● **Work to be completed**: Where an entry holds an image, leave the image out; otherwise reproduce the entry exactly.

● **Data for analysis**:
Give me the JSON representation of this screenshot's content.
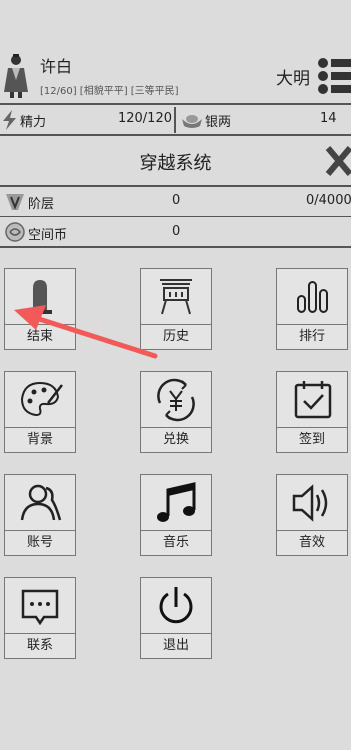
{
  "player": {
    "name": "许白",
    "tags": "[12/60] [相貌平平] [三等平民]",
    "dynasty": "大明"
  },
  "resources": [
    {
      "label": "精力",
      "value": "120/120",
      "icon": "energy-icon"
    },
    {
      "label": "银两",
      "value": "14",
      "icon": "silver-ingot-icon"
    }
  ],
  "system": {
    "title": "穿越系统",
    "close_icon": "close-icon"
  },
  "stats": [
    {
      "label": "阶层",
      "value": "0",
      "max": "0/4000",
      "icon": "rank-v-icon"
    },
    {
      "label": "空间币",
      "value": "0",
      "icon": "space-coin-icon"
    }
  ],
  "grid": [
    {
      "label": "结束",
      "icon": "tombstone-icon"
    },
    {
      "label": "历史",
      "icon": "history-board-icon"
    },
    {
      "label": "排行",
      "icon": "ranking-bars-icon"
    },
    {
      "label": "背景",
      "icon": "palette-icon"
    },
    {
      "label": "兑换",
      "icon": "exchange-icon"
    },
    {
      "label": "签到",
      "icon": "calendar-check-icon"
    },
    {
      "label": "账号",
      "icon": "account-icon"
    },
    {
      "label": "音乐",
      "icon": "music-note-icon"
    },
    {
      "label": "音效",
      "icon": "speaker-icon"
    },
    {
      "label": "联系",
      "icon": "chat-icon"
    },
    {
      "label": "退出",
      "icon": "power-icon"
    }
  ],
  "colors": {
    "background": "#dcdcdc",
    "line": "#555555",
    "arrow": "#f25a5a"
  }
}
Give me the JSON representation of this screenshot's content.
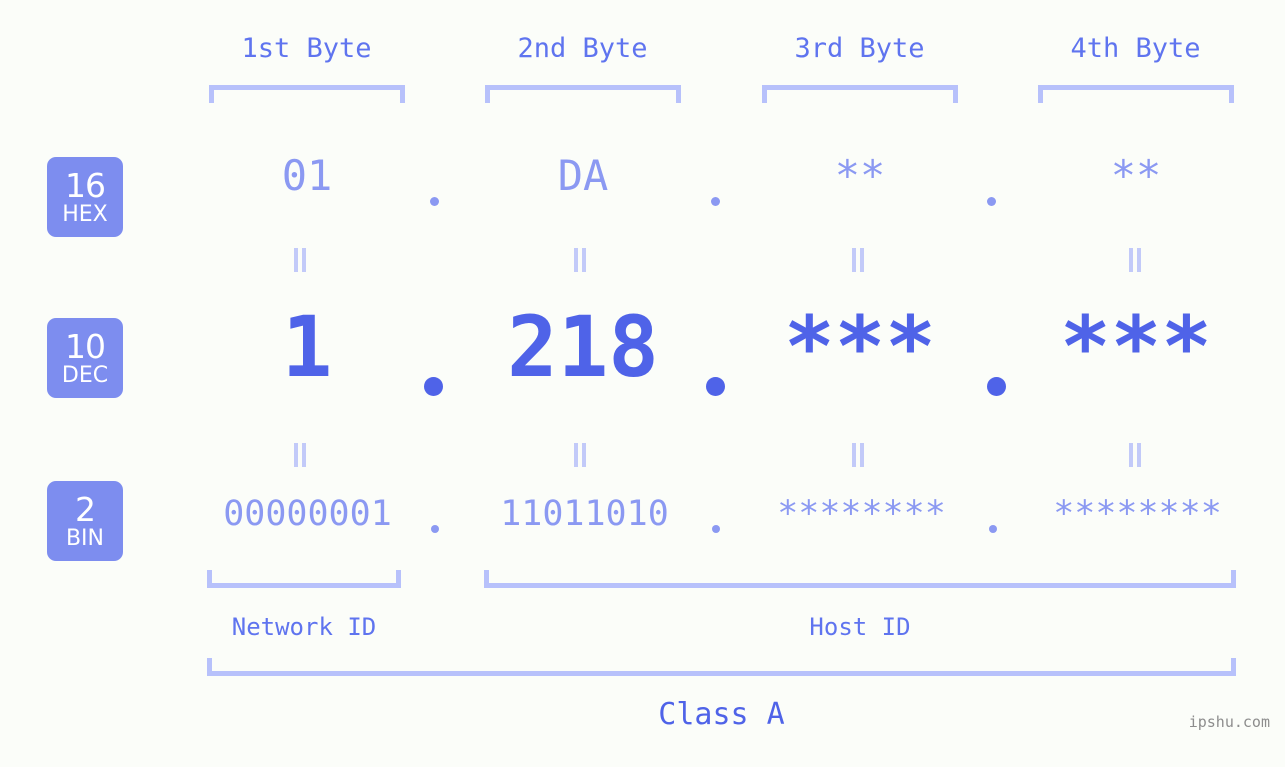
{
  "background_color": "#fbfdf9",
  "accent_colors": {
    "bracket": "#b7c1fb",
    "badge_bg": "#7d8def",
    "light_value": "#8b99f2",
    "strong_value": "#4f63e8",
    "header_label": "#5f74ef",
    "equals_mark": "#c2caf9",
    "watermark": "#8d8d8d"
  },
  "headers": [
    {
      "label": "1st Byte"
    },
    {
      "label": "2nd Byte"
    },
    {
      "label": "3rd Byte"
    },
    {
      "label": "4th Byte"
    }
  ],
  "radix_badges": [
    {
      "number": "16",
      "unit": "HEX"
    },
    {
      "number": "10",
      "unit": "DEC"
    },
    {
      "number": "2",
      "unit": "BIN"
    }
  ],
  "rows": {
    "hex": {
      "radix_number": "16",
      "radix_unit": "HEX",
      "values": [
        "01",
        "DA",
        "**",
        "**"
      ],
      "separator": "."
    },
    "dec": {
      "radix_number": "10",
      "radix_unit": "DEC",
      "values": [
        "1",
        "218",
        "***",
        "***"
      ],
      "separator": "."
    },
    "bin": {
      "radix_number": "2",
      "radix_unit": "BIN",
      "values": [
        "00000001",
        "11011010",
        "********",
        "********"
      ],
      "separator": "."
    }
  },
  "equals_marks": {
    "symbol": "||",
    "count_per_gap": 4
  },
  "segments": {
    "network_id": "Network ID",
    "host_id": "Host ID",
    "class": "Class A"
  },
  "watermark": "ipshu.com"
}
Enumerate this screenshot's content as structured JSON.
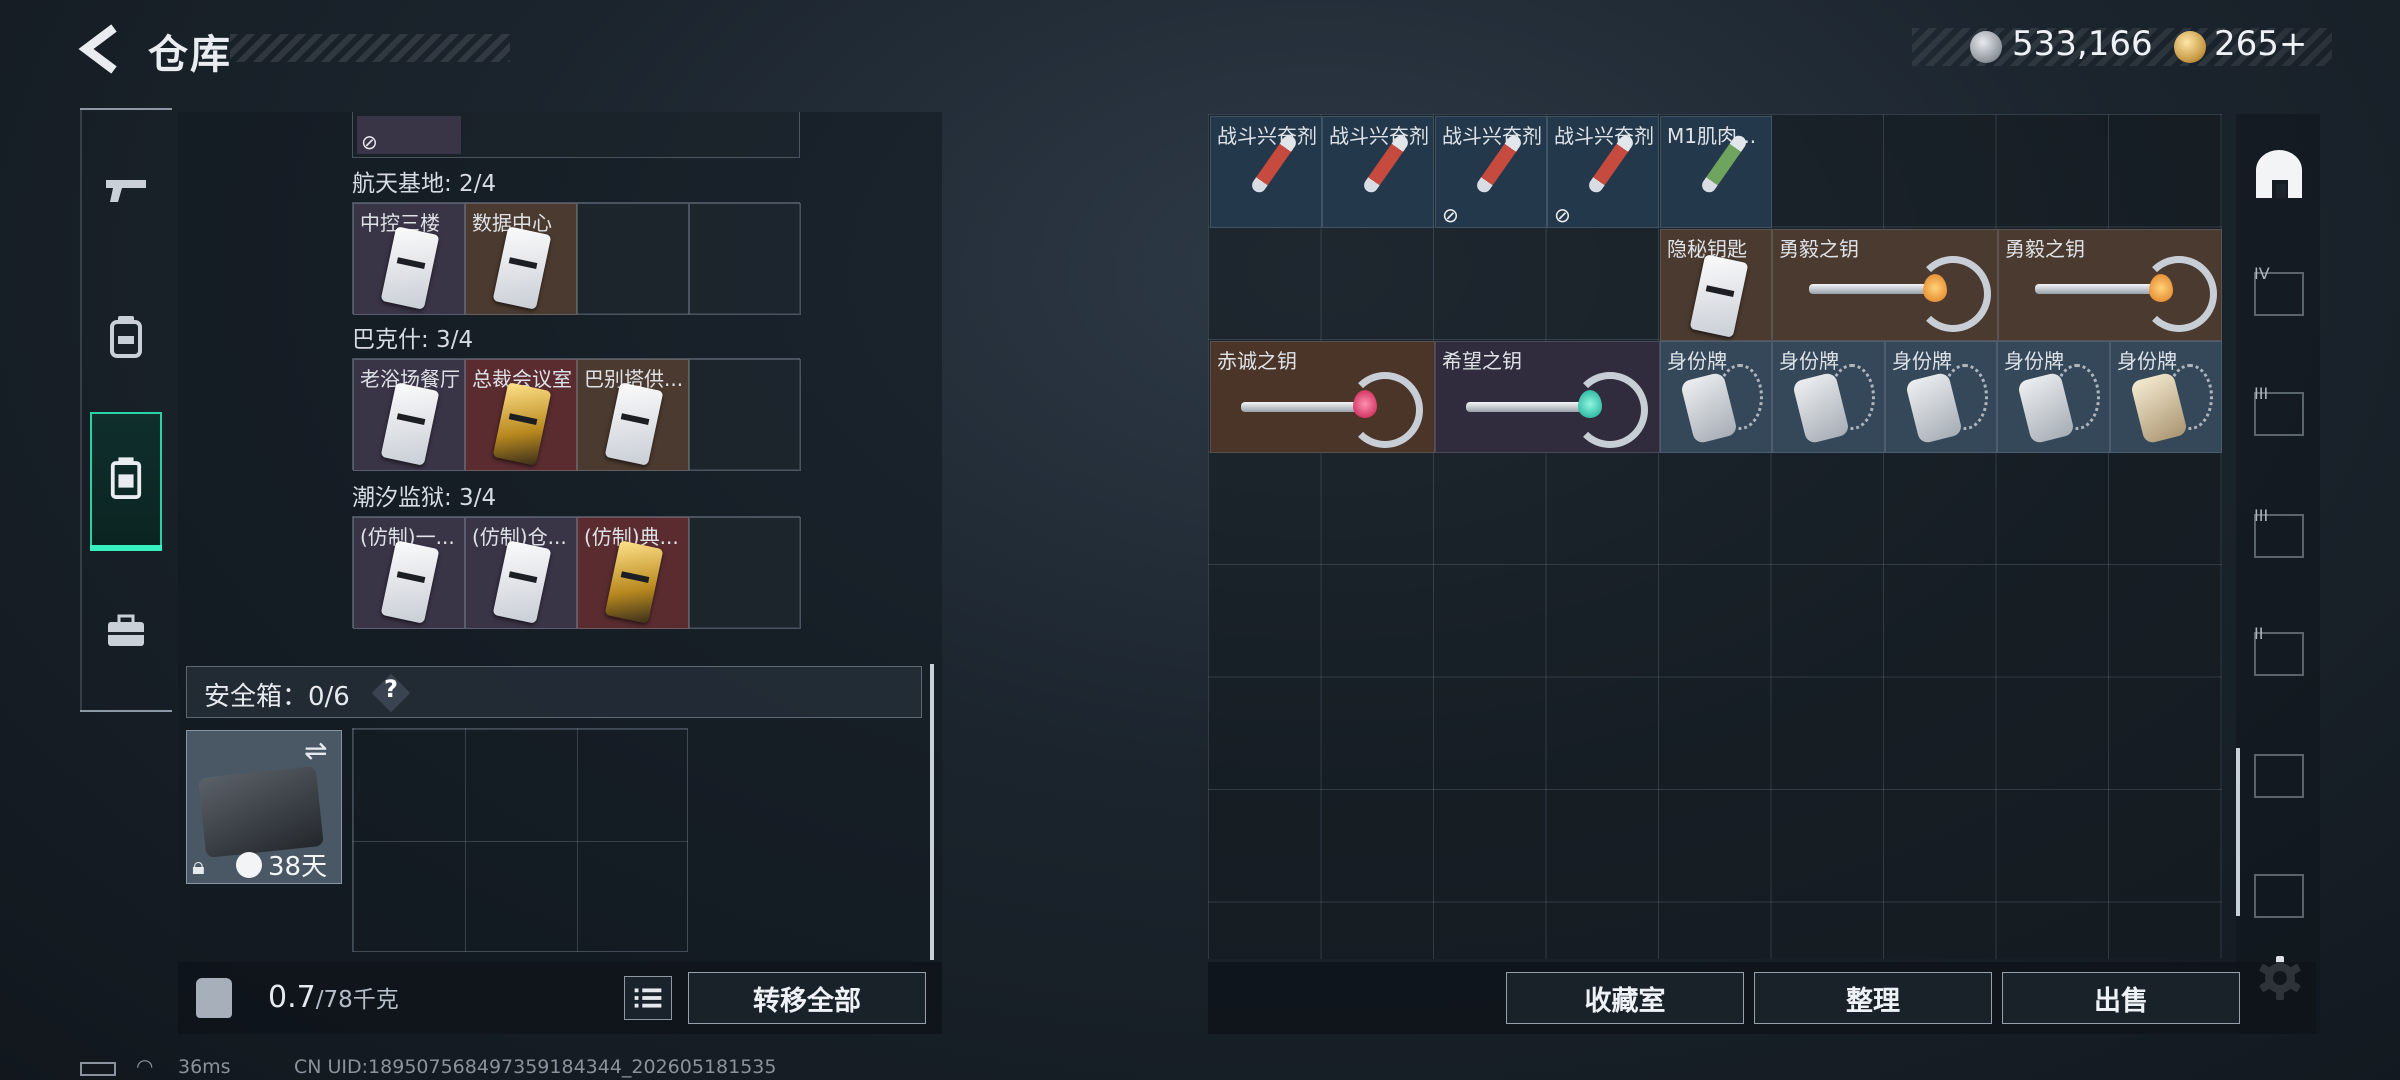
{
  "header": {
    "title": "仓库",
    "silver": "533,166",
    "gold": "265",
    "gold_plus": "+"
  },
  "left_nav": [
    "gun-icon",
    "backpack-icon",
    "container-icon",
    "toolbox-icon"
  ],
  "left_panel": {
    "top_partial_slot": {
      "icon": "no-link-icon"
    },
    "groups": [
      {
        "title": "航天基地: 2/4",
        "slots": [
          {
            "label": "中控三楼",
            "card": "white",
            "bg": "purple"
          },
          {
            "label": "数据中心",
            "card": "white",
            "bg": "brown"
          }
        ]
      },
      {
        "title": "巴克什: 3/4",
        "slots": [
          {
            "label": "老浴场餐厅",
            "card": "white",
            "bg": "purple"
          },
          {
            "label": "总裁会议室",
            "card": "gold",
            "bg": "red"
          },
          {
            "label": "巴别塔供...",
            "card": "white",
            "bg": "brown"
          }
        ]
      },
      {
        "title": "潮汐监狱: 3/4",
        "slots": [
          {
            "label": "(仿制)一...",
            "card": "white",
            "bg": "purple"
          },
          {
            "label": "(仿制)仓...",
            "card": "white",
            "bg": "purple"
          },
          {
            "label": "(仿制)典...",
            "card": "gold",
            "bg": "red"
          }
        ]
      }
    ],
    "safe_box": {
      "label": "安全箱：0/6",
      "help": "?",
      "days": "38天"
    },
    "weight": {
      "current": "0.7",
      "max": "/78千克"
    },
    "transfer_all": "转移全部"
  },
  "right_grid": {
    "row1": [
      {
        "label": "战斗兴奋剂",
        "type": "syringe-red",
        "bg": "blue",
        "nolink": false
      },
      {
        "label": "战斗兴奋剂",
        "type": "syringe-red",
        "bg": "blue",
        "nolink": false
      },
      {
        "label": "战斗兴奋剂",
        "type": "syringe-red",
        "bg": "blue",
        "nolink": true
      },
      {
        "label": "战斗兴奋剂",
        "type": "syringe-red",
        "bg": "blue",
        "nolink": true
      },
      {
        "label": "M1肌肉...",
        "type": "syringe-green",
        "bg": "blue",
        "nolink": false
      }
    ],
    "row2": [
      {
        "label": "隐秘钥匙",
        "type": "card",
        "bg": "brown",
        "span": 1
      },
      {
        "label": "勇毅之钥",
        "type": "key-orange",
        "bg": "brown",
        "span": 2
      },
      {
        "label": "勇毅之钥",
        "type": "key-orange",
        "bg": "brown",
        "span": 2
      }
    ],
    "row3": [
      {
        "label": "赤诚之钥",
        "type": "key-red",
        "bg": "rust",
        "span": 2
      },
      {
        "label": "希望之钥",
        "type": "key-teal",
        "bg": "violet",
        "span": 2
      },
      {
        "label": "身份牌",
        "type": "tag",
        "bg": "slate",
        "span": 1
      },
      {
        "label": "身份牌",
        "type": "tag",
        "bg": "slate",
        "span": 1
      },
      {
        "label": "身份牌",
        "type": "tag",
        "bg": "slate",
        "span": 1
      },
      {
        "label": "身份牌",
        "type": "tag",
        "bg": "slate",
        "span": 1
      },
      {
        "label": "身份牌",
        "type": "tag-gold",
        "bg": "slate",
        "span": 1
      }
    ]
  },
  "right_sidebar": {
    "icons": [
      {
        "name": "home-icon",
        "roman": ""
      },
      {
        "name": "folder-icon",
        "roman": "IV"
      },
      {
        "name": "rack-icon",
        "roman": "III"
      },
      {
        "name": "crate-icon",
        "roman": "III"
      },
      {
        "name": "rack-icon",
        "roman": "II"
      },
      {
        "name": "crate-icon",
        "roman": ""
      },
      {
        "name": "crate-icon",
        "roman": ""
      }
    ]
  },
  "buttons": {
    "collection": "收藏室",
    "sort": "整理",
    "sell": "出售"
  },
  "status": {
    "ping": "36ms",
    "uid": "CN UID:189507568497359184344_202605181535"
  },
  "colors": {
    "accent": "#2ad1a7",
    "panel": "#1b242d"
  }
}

● **Result**:
Give me the JSON representation of this screenshot's content.
{
  "player": {
    "name": "许白",
    "tags": "[12/60] [相貌平平] [三等平民]",
    "dynasty": "大明"
  },
  "resources": [
    {
      "label": "精力",
      "value": "120/120",
      "icon": "energy-icon"
    },
    {
      "label": "银两",
      "value": "14",
      "icon": "silver-ingot-icon"
    }
  ],
  "system": {
    "title": "穿越系统",
    "close_icon": "close-icon"
  },
  "stats": [
    {
      "label": "阶层",
      "value": "0",
      "max": "0/4000",
      "icon": "rank-v-icon"
    },
    {
      "label": "空间币",
      "value": "0",
      "icon": "space-coin-icon"
    }
  ],
  "grid": [
    {
      "label": "结束",
      "icon": "tombstone-icon"
    },
    {
      "label": "历史",
      "icon": "history-board-icon"
    },
    {
      "label": "排行",
      "icon": "ranking-bars-icon"
    },
    {
      "label": "背景",
      "icon": "palette-icon"
    },
    {
      "label": "兑换",
      "icon": "exchange-icon"
    },
    {
      "label": "签到",
      "icon": "calendar-check-icon"
    },
    {
      "label": "账号",
      "icon": "account-icon"
    },
    {
      "label": "音乐",
      "icon": "music-note-icon"
    },
    {
      "label": "音效",
      "icon": "speaker-icon"
    },
    {
      "label": "联系",
      "icon": "chat-icon"
    },
    {
      "label": "退出",
      "icon": "power-icon"
    }
  ],
  "colors": {
    "background": "#dcdcdc",
    "line": "#555555",
    "arrow": "#f25a5a"
  }
}
Give me the JSON representation of this screenshot's content.
{
  "background_color": "#fbfdf9",
  "accent_colors": {
    "bracket": "#b7c1fb",
    "badge_bg": "#7d8def",
    "light_value": "#8b99f2",
    "strong_value": "#4f63e8",
    "header_label": "#5f74ef",
    "equals_mark": "#c2caf9",
    "watermark": "#8d8d8d"
  },
  "headers": [
    {
      "label": "1st Byte"
    },
    {
      "label": "2nd Byte"
    },
    {
      "label": "3rd Byte"
    },
    {
      "label": "4th Byte"
    }
  ],
  "radix_badges": [
    {
      "number": "16",
      "unit": "HEX"
    },
    {
      "number": "10",
      "unit": "DEC"
    },
    {
      "number": "2",
      "unit": "BIN"
    }
  ],
  "rows": {
    "hex": {
      "radix_number": "16",
      "radix_unit": "HEX",
      "values": [
        "01",
        "DA",
        "**",
        "**"
      ],
      "separator": "."
    },
    "dec": {
      "radix_number": "10",
      "radix_unit": "DEC",
      "values": [
        "1",
        "218",
        "***",
        "***"
      ],
      "separator": "."
    },
    "bin": {
      "radix_number": "2",
      "radix_unit": "BIN",
      "values": [
        "00000001",
        "11011010",
        "********",
        "********"
      ],
      "separator": "."
    }
  },
  "equals_marks": {
    "symbol": "||",
    "count_per_gap": 4
  },
  "segments": {
    "network_id": "Network ID",
    "host_id": "Host ID",
    "class": "Class A"
  },
  "watermark": "ipshu.com"
}
Enumerate this screenshot's content as structured JSON.
{
  "header": {
    "title": "仓库",
    "silver": "533,166",
    "gold": "265",
    "gold_plus": "+"
  },
  "left_nav": [
    "gun-icon",
    "backpack-icon",
    "container-icon",
    "toolbox-icon"
  ],
  "left_panel": {
    "top_partial_slot": {
      "icon": "no-link-icon"
    },
    "groups": [
      {
        "title": "航天基地: 2/4",
        "slots": [
          {
            "label": "中控三楼",
            "card": "white",
            "bg": "purple"
          },
          {
            "label": "数据中心",
            "card": "white",
            "bg": "brown"
          }
        ]
      },
      {
        "title": "巴克什: 3/4",
        "slots": [
          {
            "label": "老浴场餐厅",
            "card": "white",
            "bg": "purple"
          },
          {
            "label": "总裁会议室",
            "card": "gold",
            "bg": "red"
          },
          {
            "label": "巴别塔供...",
            "card": "white",
            "bg": "brown"
          }
        ]
      },
      {
        "title": "潮汐监狱: 3/4",
        "slots": [
          {
            "label": "(仿制)一...",
            "card": "white",
            "bg": "purple"
          },
          {
            "label": "(仿制)仓...",
            "card": "white",
            "bg": "purple"
          },
          {
            "label": "(仿制)典...",
            "card": "gold",
            "bg": "red"
          }
        ]
      }
    ],
    "safe_box": {
      "label": "安全箱：0/6",
      "help": "?",
      "days": "38天"
    },
    "weight": {
      "current": "0.7",
      "max": "/78千克"
    },
    "transfer_all": "转移全部"
  },
  "right_grid": {
    "row1": [
      {
        "label": "战斗兴奋剂",
        "type": "syringe-red",
        "bg": "blue",
        "nolink": false
      },
      {
        "label": "战斗兴奋剂",
        "type": "syringe-red",
        "bg": "blue",
        "nolink": false
      },
      {
        "label": "战斗兴奋剂",
        "type": "syringe-red",
        "bg": "blue",
        "nolink": true
      },
      {
        "label": "战斗兴奋剂",
        "type": "syringe-red",
        "bg": "blue",
        "nolink": true
      },
      {
        "label": "M1肌肉...",
        "type": "syringe-green",
        "bg": "blue",
        "nolink": false
      }
    ],
    "row2": [
      {
        "label": "隐秘钥匙",
        "type": "card",
        "bg": "brown",
        "span": 1
      },
      {
        "label": "勇毅之钥",
        "type": "key-orange",
        "bg": "brown",
        "span": 2
      },
      {
        "label": "勇毅之钥",
        "type": "key-orange",
        "bg": "brown",
        "span": 2
      }
    ],
    "row3": [
      {
        "label": "赤诚之钥",
        "type": "key-red",
        "bg": "rust",
        "span": 2
      },
      {
        "label": "希望之钥",
        "type": "key-teal",
        "bg": "violet",
        "span": 2
      },
      {
        "label": "身份牌",
        "type": "tag",
        "bg": "slate",
        "span": 1
      },
      {
        "label": "身份牌",
        "type": "tag",
        "bg": "slate",
        "span": 1
      },
      {
        "label": "身份牌",
        "type": "tag",
        "bg": "slate",
        "span": 1
      },
      {
        "label": "身份牌",
        "type": "tag",
        "bg": "slate",
        "span": 1
      },
      {
        "label": "身份牌",
        "type": "tag-gold",
        "bg": "slate",
        "span": 1
      }
    ]
  },
  "right_sidebar": {
    "icons": [
      {
        "name": "home-icon",
        "roman": ""
      },
      {
        "name": "folder-icon",
        "roman": "IV"
      },
      {
        "name": "rack-icon",
        "roman": "III"
      },
      {
        "name": "crate-icon",
        "roman": "III"
      },
      {
        "name": "rack-icon",
        "roman": "II"
      },
      {
        "name": "crate-icon",
        "roman": ""
      },
      {
        "name": "crate-icon",
        "roman": ""
      }
    ]
  },
  "buttons": {
    "collection": "收藏室",
    "sort": "整理",
    "sell": "出售"
  },
  "status": {
    "ping": "36ms",
    "uid": "CN UID:189507568497359184344_202605181535"
  },
  "colors": {
    "accent": "#2ad1a7",
    "panel": "#1b242d"
  }
}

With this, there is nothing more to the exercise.